It’ll be interesting to see if a boycott movement takes hold at either venue. Nothing of the sort happened last year at AT&T Park, when UNITE HERE Local 2 workers went on strike after several years without a raise. The union and Centerplate recently agreed to a new contract through 2019 that provided raises and back pay.
Hague also released a statement: “I am ashamed and deeply embarrassed… a minor frustration with a friend’s pet caused me to lose control of my emotional response… I would like to extend my apology to my family, company and clients, as I understand that this has also reflected negatively on them.”

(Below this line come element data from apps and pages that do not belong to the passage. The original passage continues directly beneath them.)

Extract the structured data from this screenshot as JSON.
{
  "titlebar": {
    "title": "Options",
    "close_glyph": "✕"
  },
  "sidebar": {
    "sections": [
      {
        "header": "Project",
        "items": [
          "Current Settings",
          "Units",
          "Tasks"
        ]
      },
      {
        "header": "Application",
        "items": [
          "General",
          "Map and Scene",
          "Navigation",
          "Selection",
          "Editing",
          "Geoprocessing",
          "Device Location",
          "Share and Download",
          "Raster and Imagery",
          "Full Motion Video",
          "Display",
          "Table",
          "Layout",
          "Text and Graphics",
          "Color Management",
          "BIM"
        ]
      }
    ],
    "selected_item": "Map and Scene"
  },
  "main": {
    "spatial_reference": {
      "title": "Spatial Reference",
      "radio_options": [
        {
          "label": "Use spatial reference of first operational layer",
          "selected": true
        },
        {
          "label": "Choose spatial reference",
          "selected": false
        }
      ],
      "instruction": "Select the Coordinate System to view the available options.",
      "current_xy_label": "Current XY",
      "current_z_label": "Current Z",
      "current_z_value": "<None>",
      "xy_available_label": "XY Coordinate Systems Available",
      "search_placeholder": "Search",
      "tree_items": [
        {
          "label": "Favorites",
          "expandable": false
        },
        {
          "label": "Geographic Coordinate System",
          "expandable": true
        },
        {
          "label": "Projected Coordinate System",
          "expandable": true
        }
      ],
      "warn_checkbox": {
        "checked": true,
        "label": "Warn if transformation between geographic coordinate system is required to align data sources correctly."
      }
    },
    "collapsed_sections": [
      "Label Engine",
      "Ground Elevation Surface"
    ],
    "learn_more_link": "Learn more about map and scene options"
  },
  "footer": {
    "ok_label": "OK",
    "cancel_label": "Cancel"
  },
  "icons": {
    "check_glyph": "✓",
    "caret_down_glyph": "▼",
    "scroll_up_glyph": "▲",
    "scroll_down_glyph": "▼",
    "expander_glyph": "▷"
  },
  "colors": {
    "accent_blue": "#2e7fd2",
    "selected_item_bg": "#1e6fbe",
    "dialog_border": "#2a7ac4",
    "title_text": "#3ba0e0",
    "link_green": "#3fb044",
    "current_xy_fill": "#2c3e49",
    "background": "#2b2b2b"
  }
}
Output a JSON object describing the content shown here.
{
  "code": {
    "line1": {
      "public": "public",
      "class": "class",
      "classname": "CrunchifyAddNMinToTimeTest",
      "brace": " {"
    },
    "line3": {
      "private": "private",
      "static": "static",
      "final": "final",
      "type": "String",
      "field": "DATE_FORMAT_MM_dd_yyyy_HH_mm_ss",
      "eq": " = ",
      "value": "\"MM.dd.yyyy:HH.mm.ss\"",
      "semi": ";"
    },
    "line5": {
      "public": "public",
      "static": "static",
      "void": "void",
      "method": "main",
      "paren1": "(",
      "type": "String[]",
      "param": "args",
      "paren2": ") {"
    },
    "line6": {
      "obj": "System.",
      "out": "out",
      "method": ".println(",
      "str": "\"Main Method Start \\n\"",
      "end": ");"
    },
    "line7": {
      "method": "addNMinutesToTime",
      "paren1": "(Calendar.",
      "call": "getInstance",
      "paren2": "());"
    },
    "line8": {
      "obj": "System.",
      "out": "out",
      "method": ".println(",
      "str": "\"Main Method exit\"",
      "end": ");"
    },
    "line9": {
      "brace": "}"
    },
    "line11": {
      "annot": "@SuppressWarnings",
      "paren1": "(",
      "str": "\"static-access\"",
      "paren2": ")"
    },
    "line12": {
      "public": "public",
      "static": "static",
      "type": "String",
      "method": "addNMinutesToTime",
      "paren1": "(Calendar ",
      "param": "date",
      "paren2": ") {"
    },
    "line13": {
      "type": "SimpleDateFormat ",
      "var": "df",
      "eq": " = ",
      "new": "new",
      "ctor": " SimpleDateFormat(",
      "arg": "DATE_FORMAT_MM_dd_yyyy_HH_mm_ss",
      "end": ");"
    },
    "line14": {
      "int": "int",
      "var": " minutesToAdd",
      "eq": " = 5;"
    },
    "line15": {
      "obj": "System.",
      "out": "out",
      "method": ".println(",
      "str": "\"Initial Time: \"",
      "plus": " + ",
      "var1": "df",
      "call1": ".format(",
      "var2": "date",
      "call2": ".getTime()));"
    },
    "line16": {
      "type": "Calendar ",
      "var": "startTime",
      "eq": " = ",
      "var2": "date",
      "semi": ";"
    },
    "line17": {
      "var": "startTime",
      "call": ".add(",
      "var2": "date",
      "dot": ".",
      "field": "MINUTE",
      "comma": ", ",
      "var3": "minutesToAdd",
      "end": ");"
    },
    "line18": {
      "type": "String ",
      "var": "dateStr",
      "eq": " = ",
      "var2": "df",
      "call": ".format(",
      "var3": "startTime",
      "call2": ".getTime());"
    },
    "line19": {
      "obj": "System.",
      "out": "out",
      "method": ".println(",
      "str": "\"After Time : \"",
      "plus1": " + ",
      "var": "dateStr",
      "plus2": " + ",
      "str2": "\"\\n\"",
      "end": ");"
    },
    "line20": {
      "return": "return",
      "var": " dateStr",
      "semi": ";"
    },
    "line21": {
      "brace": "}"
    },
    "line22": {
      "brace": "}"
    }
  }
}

Update (6:50 pm): Centerplate’s PR firm, Kwittken, emailed me the following statement from Centerplate that was released Tuesday evening:
We are aware of the incident involving Centerplate CEO Des Hague and the attention surrounding it. The company has now gathered all of the current facts from local authorities and is in the process of conducting an internal review. Centerplate does not condone the mistreatment of animals by any of its employees. Mr. Hague has agreed to attend counseling to address his anger management issues and has publicly expressed he is deeply ashamed and remorseful for his behavior. He has apologized to everyone directly involved as well as to the company’s clients and employees, and has pledged a significant, personal, multi-year financial commitment to help support the protection and safety of animals. There will be a public statement as soon as Centerplate completes its review.